WHAT THE TASK REQUIRES ::
Each record should be given back exactly, with none missing.

EXERCISE DATA ::
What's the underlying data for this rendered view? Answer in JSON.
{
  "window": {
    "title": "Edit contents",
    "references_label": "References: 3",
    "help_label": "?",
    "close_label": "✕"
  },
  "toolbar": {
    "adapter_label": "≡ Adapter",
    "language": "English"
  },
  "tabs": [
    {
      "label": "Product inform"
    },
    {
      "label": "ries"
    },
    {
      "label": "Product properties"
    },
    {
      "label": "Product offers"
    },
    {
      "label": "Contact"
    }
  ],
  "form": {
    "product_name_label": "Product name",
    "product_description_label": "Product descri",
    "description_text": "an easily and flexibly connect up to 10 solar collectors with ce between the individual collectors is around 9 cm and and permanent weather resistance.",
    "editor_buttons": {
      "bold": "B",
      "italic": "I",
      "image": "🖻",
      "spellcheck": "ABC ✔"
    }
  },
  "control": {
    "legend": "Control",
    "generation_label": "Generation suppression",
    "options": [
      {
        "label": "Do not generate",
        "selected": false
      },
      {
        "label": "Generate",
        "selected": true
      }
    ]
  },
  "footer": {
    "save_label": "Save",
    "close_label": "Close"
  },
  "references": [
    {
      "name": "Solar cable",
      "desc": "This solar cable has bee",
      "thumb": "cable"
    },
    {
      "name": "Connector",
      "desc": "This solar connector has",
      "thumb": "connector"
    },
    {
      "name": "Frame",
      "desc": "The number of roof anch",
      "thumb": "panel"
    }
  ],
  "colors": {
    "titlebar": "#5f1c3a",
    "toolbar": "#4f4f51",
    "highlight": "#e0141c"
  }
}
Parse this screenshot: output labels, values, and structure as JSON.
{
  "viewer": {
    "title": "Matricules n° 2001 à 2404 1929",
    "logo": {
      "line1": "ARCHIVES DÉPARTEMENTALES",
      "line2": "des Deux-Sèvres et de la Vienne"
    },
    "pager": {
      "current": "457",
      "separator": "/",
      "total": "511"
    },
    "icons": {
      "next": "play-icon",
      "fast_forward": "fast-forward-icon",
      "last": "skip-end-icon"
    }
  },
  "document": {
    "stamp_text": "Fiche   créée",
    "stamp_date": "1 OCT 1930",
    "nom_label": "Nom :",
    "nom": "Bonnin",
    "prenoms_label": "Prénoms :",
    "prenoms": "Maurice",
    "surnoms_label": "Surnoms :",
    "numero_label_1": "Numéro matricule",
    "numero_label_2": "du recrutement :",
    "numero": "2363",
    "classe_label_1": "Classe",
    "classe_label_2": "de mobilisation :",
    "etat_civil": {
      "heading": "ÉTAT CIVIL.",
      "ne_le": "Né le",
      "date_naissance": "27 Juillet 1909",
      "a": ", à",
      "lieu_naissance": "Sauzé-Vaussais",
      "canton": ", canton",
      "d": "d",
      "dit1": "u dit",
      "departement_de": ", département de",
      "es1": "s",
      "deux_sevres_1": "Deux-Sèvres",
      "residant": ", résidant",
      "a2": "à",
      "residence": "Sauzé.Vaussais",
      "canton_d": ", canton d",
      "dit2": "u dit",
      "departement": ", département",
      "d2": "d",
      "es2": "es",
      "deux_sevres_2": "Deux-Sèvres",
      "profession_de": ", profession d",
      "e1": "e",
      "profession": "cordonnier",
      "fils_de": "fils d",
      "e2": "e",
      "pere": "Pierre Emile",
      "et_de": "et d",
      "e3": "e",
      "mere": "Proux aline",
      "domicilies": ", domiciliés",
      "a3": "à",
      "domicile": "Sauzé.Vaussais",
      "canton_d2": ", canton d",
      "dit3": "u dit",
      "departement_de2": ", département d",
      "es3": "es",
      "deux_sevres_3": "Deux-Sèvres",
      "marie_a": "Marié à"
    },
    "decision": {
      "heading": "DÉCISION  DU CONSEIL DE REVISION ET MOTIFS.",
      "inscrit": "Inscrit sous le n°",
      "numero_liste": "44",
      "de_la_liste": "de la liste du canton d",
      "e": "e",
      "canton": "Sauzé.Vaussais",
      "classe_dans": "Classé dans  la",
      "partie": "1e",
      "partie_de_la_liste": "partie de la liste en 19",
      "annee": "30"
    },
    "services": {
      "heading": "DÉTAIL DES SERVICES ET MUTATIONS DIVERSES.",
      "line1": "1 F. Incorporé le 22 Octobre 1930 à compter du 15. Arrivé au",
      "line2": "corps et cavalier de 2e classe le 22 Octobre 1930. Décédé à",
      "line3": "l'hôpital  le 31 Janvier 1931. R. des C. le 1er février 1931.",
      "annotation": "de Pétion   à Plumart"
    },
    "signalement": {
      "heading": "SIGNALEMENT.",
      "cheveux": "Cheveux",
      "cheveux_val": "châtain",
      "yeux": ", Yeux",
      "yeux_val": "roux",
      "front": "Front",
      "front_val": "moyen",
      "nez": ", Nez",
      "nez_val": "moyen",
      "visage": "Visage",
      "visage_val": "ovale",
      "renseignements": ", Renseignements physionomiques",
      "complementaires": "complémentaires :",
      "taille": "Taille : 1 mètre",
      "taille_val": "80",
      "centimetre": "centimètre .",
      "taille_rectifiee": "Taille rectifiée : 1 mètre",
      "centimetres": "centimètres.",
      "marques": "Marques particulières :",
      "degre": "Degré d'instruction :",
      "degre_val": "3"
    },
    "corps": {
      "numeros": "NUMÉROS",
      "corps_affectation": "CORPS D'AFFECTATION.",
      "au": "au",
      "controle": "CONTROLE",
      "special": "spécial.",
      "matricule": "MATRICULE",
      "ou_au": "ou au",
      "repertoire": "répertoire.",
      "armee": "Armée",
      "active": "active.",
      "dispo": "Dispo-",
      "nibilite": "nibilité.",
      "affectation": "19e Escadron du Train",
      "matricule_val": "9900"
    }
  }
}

EXERCISE ANSWER ::
What's the underlying data for this rendered view? Answer in JSON.
{
  "window": {
    "title": "Edit contents",
    "references_label": "References: 3",
    "help_label": "?",
    "close_label": "✕"
  },
  "toolbar": {
    "adapter_label": "≡ Adapter",
    "language": "English"
  },
  "tabs": [
    {
      "label": "Product inform"
    },
    {
      "label": "ries"
    },
    {
      "label": "Product properties"
    },
    {
      "label": "Product offers"
    },
    {
      "label": "Contact"
    }
  ],
  "form": {
    "product_name_label": "Product name",
    "product_description_label": "Product descri",
    "description_text": "an easily and flexibly connect up to 10 solar collectors with ce between the individual collectors is around 9 cm and and permanent weather resistance.",
    "editor_buttons": {
      "bold": "B",
      "italic": "I",
      "image": "🖻",
      "spellcheck": "ABC ✔"
    }
  },
  "control": {
    "legend": "Control",
    "generation_label": "Generation suppression",
    "options": [
      {
        "label": "Do not generate",
        "selected": false
      },
      {
        "label": "Generate",
        "selected": true
      }
    ]
  },
  "footer": {
    "save_label": "Save",
    "close_label": "Close"
  },
  "references": [
    {
      "name": "Solar cable",
      "desc": "This solar cable has bee",
      "thumb": "cable"
    },
    {
      "name": "Connector",
      "desc": "This solar connector has",
      "thumb": "connector"
    },
    {
      "name": "Frame",
      "desc": "The number of roof anch",
      "thumb": "panel"
    }
  ],
  "colors": {
    "titlebar": "#5f1c3a",
    "toolbar": "#4f4f51",
    "highlight": "#e0141c"
  }
}
Parse this screenshot: output labels, values, and structure as JSON.
{
  "viewer": {
    "title": "Matricules n° 2001 à 2404 1929",
    "logo": {
      "line1": "ARCHIVES DÉPARTEMENTALES",
      "line2": "des Deux-Sèvres et de la Vienne"
    },
    "pager": {
      "current": "457",
      "separator": "/",
      "total": "511"
    },
    "icons": {
      "next": "play-icon",
      "fast_forward": "fast-forward-icon",
      "last": "skip-end-icon"
    }
  },
  "document": {
    "stamp_text": "Fiche   créée",
    "stamp_date": "1 OCT 1930",
    "nom_label": "Nom :",
    "nom": "Bonnin",
    "prenoms_label": "Prénoms :",
    "prenoms": "Maurice",
    "surnoms_label": "Surnoms :",
    "numero_label_1": "Numéro matricule",
    "numero_label_2": "du recrutement :",
    "numero": "2363",
    "classe_label_1": "Classe",
    "classe_label_2": "de mobilisation :",
    "etat_civil": {
      "heading": "ÉTAT CIVIL.",
      "ne_le": "Né le",
      "date_naissance": "27 Juillet 1909",
      "a": ", à",
      "lieu_naissance": "Sauzé-Vaussais",
      "canton": ", canton",
      "d": "d",
      "dit1": "u dit",
      "departement_de": ", département de",
      "es1": "s",
      "deux_sevres_1": "Deux-Sèvres",
      "residant": ", résidant",
      "a2": "à",
      "residence": "Sauzé.Vaussais",
      "canton_d": ", canton d",
      "dit2": "u dit",
      "departement": ", département",
      "d2": "d",
      "es2": "es",
      "deux_sevres_2": "Deux-Sèvres",
      "profession_de": ", profession d",
      "e1": "e",
      "profession": "cordonnier",
      "fils_de": "fils d",
      "e2": "e",
      "pere": "Pierre Emile",
      "et_de": "et d",
      "e3": "e",
      "mere": "Proux aline",
      "domicilies": ", domiciliés",
      "a3": "à",
      "domicile": "Sauzé.Vaussais",
      "canton_d2": ", canton d",
      "dit3": "u dit",
      "departement_de2": ", département d",
      "es3": "es",
      "deux_sevres_3": "Deux-Sèvres",
      "marie_a": "Marié à"
    },
    "decision": {
      "heading": "DÉCISION  DU CONSEIL DE REVISION ET MOTIFS.",
      "inscrit": "Inscrit sous le n°",
      "numero_liste": "44",
      "de_la_liste": "de la liste du canton d",
      "e": "e",
      "canton": "Sauzé.Vaussais",
      "classe_dans": "Classé dans  la",
      "partie": "1e",
      "partie_de_la_liste": "partie de la liste en 19",
      "annee": "30"
    },
    "services": {
      "heading": "DÉTAIL DES SERVICES ET MUTATIONS DIVERSES.",
      "line1": "1 F. Incorporé le 22 Octobre 1930 à compter du 15. Arrivé au",
      "line2": "corps et cavalier de 2e classe le 22 Octobre 1930. Décédé à",
      "line3": "l'hôpital  le 31 Janvier 1931. R. des C. le 1er février 1931.",
      "annotation": "de Pétion   à Plumart"
    },
    "signalement": {
      "heading": "SIGNALEMENT.",
      "cheveux": "Cheveux",
      "cheveux_val": "châtain",
      "yeux": ", Yeux",
      "yeux_val": "roux",
      "front": "Front",
      "front_val": "moyen",
      "nez": ", Nez",
      "nez_val": "moyen",
      "visage": "Visage",
      "visage_val": "ovale",
      "renseignements": ", Renseignements physionomiques",
      "complementaires": "complémentaires :",
      "taille": "Taille : 1 mètre",
      "taille_val": "80",
      "centimetre": "centimètre .",
      "taille_rectifiee": "Taille rectifiée : 1 mètre",
      "centimetres": "centimètres.",
      "marques": "Marques particulières :",
      "degre": "Degré d'instruction :",
      "degre_val": "3"
    },
    "corps": {
      "numeros": "NUMÉROS",
      "corps_affectation": "CORPS D'AFFECTATION.",
      "au": "au",
      "controle": "CONTROLE",
      "special": "spécial.",
      "matricule": "MATRICULE",
      "ou_au": "ou au",
      "repertoire": "répertoire.",
      "armee": "Armée",
      "active": "active.",
      "dispo": "Dispo-",
      "nibilite": "nibilité.",
      "affectation": "19e Escadron du Train",
      "matricule_val": "9900"
    }
  }
}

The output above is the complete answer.